=== What to do ===
The lines to find are those in the entries that hold the word "JSON"; copy every one of them.

= Beginning of Section =

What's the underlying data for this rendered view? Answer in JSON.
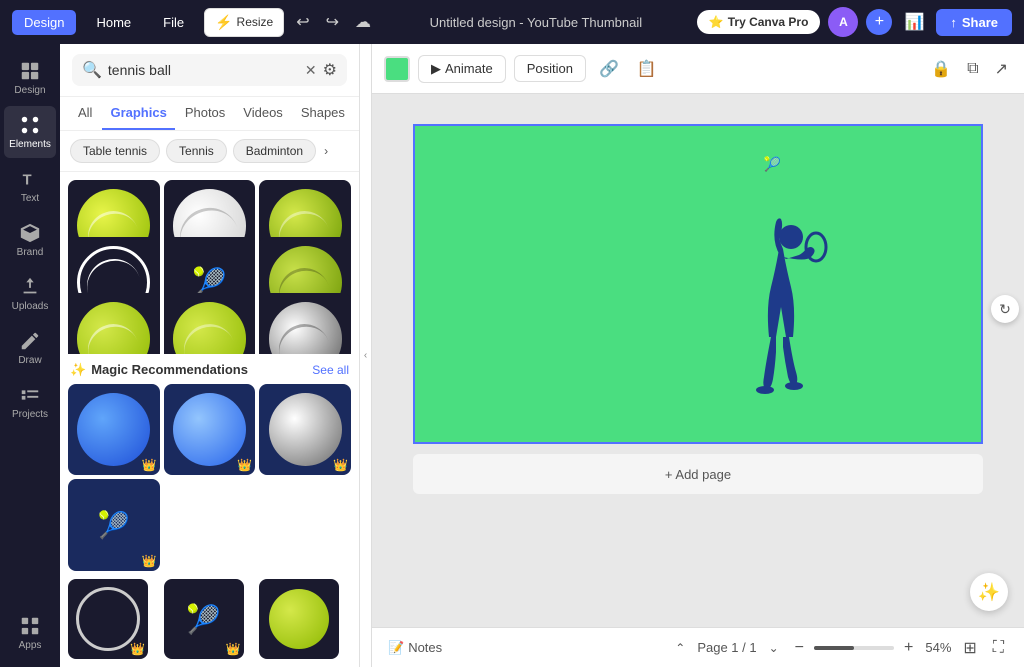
{
  "topNav": {
    "tabs": [
      "Design",
      "Home",
      "File"
    ],
    "activeTab": "Design",
    "resizeLabel": "Resize",
    "title": "Untitled design - YouTube Thumbnail",
    "tryProLabel": "Try Canva Pro",
    "shareLabel": "Share",
    "addLabel": "+"
  },
  "sidebar": {
    "items": [
      {
        "id": "design",
        "label": "Design"
      },
      {
        "id": "elements",
        "label": "Elements"
      },
      {
        "id": "text",
        "label": "Text"
      },
      {
        "id": "brand",
        "label": "Brand"
      },
      {
        "id": "uploads",
        "label": "Uploads"
      },
      {
        "id": "draw",
        "label": "Draw"
      },
      {
        "id": "projects",
        "label": "Projects"
      },
      {
        "id": "apps",
        "label": "Apps"
      }
    ],
    "activeItem": "elements"
  },
  "leftPanel": {
    "searchPlaceholder": "tennis ball",
    "searchValue": "tennis ball",
    "tabs": [
      "All",
      "Graphics",
      "Photos",
      "Videos",
      "Shapes"
    ],
    "activeTab": "Graphics",
    "chips": [
      "Table tennis",
      "Tennis",
      "Badminton"
    ],
    "magicLabel": "Magic Recommendations",
    "seeAllLabel": "See all"
  },
  "toolbar": {
    "animateLabel": "Animate",
    "positionLabel": "Position"
  },
  "canvas": {
    "addPageLabel": "+ Add page",
    "backgroundColor": "#4ade80"
  },
  "bottomBar": {
    "notesLabel": "Notes",
    "pageIndicator": "Page 1 / 1",
    "zoomLabel": "54%"
  }
}
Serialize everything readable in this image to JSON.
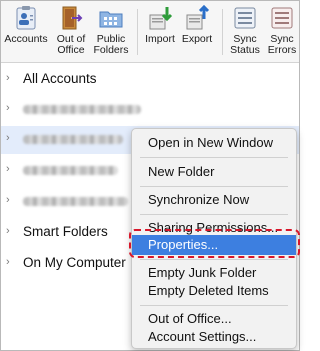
{
  "toolbar": {
    "buttons": [
      {
        "label1": "Accounts",
        "label2": ""
      },
      {
        "label1": "Out of",
        "label2": "Office"
      },
      {
        "label1": "Public",
        "label2": "Folders"
      },
      {
        "label1": "Import",
        "label2": ""
      },
      {
        "label1": "Export",
        "label2": ""
      },
      {
        "label1": "Sync",
        "label2": "Status"
      },
      {
        "label1": "Sync",
        "label2": "Errors"
      }
    ]
  },
  "folders": {
    "all_accounts": "All Accounts",
    "smart_folders": "Smart Folders",
    "on_my_computer": "On My Computer"
  },
  "context_menu": {
    "open_new_window": "Open in New Window",
    "new_folder": "New Folder",
    "synchronize_now": "Synchronize Now",
    "sharing_permissions": "Sharing Permissions...",
    "properties": "Properties...",
    "empty_junk": "Empty Junk Folder",
    "empty_deleted": "Empty Deleted Items",
    "out_of_office": "Out of Office...",
    "account_settings": "Account Settings...",
    "highlighted_item": "Properties..."
  },
  "colors": {
    "highlight": "#3d7fe0",
    "annotation": "#d8172b"
  }
}
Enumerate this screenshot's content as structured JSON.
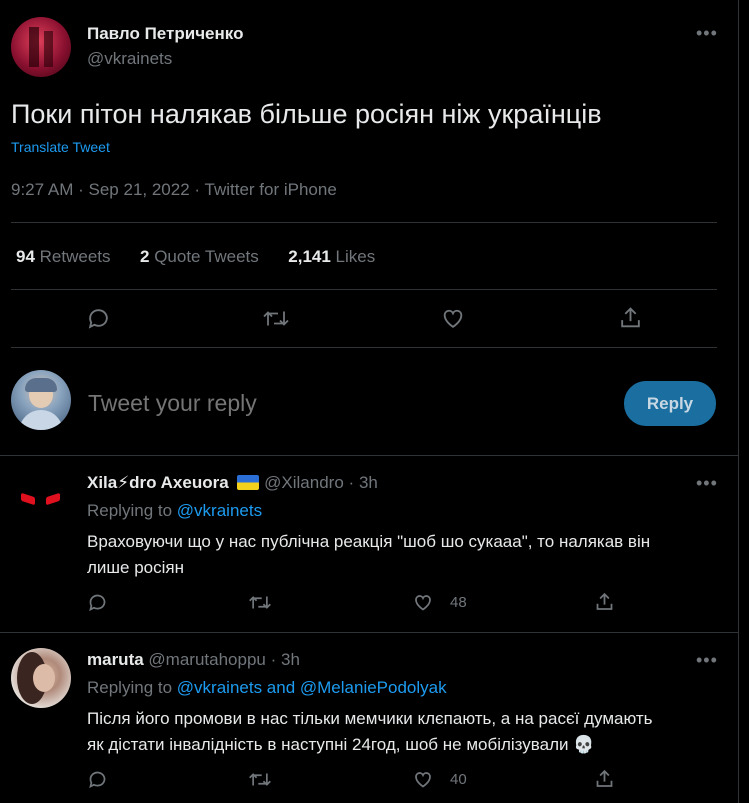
{
  "tweet": {
    "author_name": "Павло Петриченко",
    "author_handle": "@vkrainets",
    "text": "Поки пітон налякав більше росіян ніж українців",
    "translate": "Translate Tweet",
    "time": "9:27 AM",
    "date": "Sep 21, 2022",
    "source": "Twitter for iPhone",
    "sep": "·",
    "stats": {
      "retweets_count": "94",
      "retweets_label": "Retweets",
      "quotes_count": "2",
      "quotes_label": "Quote Tweets",
      "likes_count": "2,141",
      "likes_label": "Likes"
    }
  },
  "compose": {
    "placeholder": "Tweet your reply",
    "button": "Reply"
  },
  "replies": [
    {
      "name": "Xila⚡dro Axeuora",
      "flag": "UA",
      "handle": "@Xilandro",
      "time": "3h",
      "replying_label": "Replying to",
      "replying_to": "@vkrainets",
      "text_line1": "Враховуючи що у нас публічна реакція \"шоб шо сукааа\", то налякав він",
      "text_line2": "лише росіян",
      "likes": "48"
    },
    {
      "name": "maruta",
      "handle": "@marutahoppu",
      "time": "3h",
      "replying_label": "Replying to",
      "replying_to": "@vkrainets and @MelaniePodolyak",
      "text_line1": "Після його промови в нас тільки мемчики клєпають, а на расєї думають",
      "text_line2": "як дістати інвалідність в наступні 24год, шоб не мобілізували 💀",
      "likes": "40"
    }
  ],
  "colors": {
    "accent": "#1d9bf0",
    "muted": "#71767b",
    "divider": "#2f3336",
    "background": "#000000"
  }
}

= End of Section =

=== Exercise answer ===
What's the underlying data for this rendered view? Answer in JSON.
Serialize everything readable in this image to JSON.
Enumerate this screenshot's content as structured JSON.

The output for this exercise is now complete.